Djibouti, Laos, Zambia, and Kyrgyzstan have debts to China equivalent to at least 20% of their annual GDP.

'Debt-trap diplomacy' concerns India

India has been particularly concerned about debt-trap diplomacy, as it has often targeted India’s neighbours under the BRI.

Apart from Sri Lanka, Pakistan has also signed up for massive Chinese debt-funded infrastructure projects. Experts estimate that it would take Pakistan nearly 40 years to pay back its debt to China.

And there is concern in New Delhi that Bangladesh, which is courting Chinese investment for a Metro Rail Network in Chittagong, could be falling into the same trap.

Comments by External Affairs Minister S Jaishankar have made India’s stance on ‘debt-trap’ diplomacy clear. While not directly naming China, Jaishankar expressed concern for nations saddled with large debts, and said that it was very important for countries to make informed decisions.

PM Modi, meanwhile, has underlined the distinction between China and India’s method of supporting development projects. The Prime Minister cited examples of India’s support to development projects in Mauritius, Sri Lanka, Maldives, Nepal, Afghanistan, Niger, and Guyana.

He said that India is making development partnerships that are marked by respect, diversity, care for the future, and sustainable development.
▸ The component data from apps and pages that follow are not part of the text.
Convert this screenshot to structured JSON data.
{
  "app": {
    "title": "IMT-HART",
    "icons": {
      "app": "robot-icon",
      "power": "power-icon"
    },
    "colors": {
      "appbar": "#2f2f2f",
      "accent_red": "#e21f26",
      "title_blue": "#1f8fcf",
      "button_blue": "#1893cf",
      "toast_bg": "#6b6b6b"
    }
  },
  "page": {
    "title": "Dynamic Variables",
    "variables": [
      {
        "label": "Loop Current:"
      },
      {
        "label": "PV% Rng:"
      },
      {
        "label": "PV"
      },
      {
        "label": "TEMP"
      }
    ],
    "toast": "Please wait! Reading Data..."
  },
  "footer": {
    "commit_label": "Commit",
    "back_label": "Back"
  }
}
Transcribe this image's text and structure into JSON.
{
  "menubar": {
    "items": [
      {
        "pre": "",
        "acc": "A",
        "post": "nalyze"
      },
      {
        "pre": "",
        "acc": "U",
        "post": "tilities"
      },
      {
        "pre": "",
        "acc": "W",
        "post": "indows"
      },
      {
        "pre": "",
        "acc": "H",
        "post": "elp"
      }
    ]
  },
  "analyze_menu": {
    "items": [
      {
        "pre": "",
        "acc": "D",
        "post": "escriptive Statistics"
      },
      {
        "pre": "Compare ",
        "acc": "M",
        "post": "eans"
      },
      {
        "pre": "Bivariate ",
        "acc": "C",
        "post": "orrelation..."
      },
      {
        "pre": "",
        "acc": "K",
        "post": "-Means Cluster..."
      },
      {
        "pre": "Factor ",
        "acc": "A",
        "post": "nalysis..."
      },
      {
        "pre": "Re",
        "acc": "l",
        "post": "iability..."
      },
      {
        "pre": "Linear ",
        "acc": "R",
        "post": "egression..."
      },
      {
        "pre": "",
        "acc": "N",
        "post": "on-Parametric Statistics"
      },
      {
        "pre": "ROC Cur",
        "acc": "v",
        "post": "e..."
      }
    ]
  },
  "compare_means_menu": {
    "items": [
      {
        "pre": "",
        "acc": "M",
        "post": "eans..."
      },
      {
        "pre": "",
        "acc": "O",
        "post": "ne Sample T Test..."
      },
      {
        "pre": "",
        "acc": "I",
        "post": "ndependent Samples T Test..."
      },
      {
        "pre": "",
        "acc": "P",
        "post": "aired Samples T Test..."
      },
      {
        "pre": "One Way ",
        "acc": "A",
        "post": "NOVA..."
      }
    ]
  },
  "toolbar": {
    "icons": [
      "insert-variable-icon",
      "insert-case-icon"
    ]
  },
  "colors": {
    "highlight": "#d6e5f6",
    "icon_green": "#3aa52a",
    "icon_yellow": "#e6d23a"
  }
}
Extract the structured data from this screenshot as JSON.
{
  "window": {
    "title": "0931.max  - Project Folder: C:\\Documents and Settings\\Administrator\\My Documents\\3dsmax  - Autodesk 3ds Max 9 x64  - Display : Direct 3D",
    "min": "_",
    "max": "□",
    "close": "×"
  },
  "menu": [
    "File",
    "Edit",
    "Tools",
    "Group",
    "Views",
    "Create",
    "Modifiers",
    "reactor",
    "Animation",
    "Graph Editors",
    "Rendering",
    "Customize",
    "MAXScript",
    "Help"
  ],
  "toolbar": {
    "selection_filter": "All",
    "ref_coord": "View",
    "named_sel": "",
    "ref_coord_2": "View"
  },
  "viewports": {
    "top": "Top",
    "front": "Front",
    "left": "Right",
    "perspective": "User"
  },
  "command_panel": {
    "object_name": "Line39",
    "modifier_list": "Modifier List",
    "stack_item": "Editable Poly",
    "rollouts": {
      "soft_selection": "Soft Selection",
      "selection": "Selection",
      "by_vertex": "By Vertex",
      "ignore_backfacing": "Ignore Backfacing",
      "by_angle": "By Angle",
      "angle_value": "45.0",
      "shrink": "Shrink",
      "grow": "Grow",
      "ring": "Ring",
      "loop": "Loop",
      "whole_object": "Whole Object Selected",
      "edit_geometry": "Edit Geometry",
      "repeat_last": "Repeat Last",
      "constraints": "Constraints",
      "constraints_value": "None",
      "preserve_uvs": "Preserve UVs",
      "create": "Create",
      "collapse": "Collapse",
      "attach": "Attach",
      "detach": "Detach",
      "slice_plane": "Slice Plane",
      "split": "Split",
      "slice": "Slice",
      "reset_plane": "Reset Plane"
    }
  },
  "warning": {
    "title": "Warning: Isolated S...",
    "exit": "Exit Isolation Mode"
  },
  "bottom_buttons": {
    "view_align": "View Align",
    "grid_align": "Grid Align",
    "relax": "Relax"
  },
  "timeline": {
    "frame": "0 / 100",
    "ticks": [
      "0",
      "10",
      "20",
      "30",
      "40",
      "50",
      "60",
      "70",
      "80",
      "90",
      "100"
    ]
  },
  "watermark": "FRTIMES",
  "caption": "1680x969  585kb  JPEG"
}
For India, he added, the most fundamental principle in development cooperation is respecting its partners.

Up Next

Decoded: China’s ‘debt trap diplomacy’ - Which other countries can go down the way of Sri Lanka?

Decoded: China’s ‘debt trap diplomacy’ - Which other countries can go down the way of Sri Lanka?

NASSCOM | Why are Indian SaaS companies more confident about global expansion?

NASSCOM | Why are Indian SaaS companies more confident about global expansion?

NASSCOM | India's SaaS Story: what does India offer that Silicon Valley doesn’t?

NASSCOM | India's SaaS Story: what does India offer that Silicon Valley doesn’t?

NASSCOM | World Class from India: India's SaaS Story

NASSCOM | World Class from India: India's SaaS Story

Decoded: India’s development model shines as China abandons ‘friend’ Sri Lanka

Decoded: India’s development model shines as China abandons ‘friend’ Sri Lanka

The India Story | Sri Lanka crisis: Can political change help dire economic situation?

The India Story | Sri Lanka crisis: Can political change help dire economic situation?

More videos

How and Why | Tattoos Episode 4: Why do people get tattoos? A look at the psychology behind getting inked

How and Why | Tattoos Episode 4: Why do people get tattoos? A look at the psychology behind getting inked

How and Why | Tattoos Episode 3: How much money does the tattoo industry make?

How and Why | Tattoos Episode 3: How much money does the tattoo industry make?

How and Why | Tattoos Episode 2: Who owns a tattoo? The question of copyright

How and Why | Tattoos Episode 2: Who owns a tattoo? The question of copyright

How and Why | Tattoos Episode 1: The History and culture of tattoos in India

How and Why | Tattoos Episode 1: The History and culture of tattoos in India

The India Story | “Power misused across spectrum”: Courts need to defend individual liberty?

The India Story | “Power misused across spectrum”: Courts need to defend individual liberty?

How & Why? | Series 1: All about tattoos!

How & Why? | Series 1: All about tattoos!

The Footnote | Revisiting India's first Pride Parade with Pawan Dhall

The Footnote | Revisiting India's first Pride Parade with Pawan Dhall

The rise and fall of the Maha Vikas Aghadi

The rise and fall of the Maha Vikas Aghadi

The India Story Episode 13 | Maharashtra political crisis: A game of twists and turns

The India Story Episode 13 | Maharashtra political crisis: A game of twists and turns

The India Story Episode 12 | Reversing ‘brain drain’: How can India build world-class Universities?

The India Story Episode 12 | Reversing ‘brain drain’: How can India build world-class Universities?

Editorji Technologies Pvt. Ltd. © 2022 All Rights Reserved.